## How to complete this task
Once the pictures are set aside, reproduce the entries below exactly.

[Opening Supplied material section]

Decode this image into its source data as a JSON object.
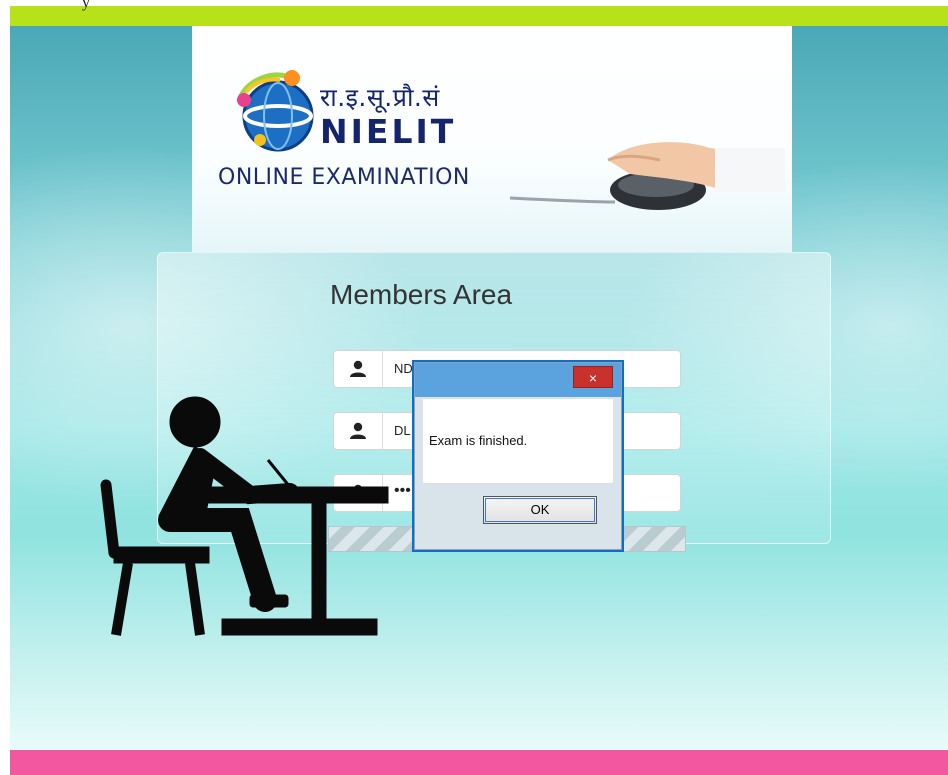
{
  "top_caption": "y",
  "logo": {
    "hindi": "रा.इ.सू.प्रौ.सं",
    "brand": "NIELIT",
    "subtitle": "ONLINE EXAMINATION"
  },
  "login": {
    "title": "Members Area",
    "fields": [
      {
        "icon": "user-icon",
        "visible_text": "ND"
      },
      {
        "icon": "user-icon",
        "visible_text": "DL"
      },
      {
        "icon": "user-icon",
        "visible_text": "•••"
      }
    ]
  },
  "dialog": {
    "close_label": "×",
    "message": "Exam is finished.",
    "ok_label": "OK"
  },
  "colors": {
    "top_bar": "#b7e21a",
    "bottom_bar": "#f2579f",
    "dialog_title": "#5aa3de",
    "close_button": "#c9312d",
    "brand_navy": "#14256e"
  }
}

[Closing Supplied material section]

## Task output
Decode this image into its source data as a JSON object.
{
  "top_caption": "y",
  "logo": {
    "hindi": "रा.इ.सू.प्रौ.सं",
    "brand": "NIELIT",
    "subtitle": "ONLINE EXAMINATION"
  },
  "login": {
    "title": "Members Area",
    "fields": [
      {
        "icon": "user-icon",
        "visible_text": "ND"
      },
      {
        "icon": "user-icon",
        "visible_text": "DL"
      },
      {
        "icon": "user-icon",
        "visible_text": "•••"
      }
    ]
  },
  "dialog": {
    "close_label": "×",
    "message": "Exam is finished.",
    "ok_label": "OK"
  },
  "colors": {
    "top_bar": "#b7e21a",
    "bottom_bar": "#f2579f",
    "dialog_title": "#5aa3de",
    "close_button": "#c9312d",
    "brand_navy": "#14256e"
  }
}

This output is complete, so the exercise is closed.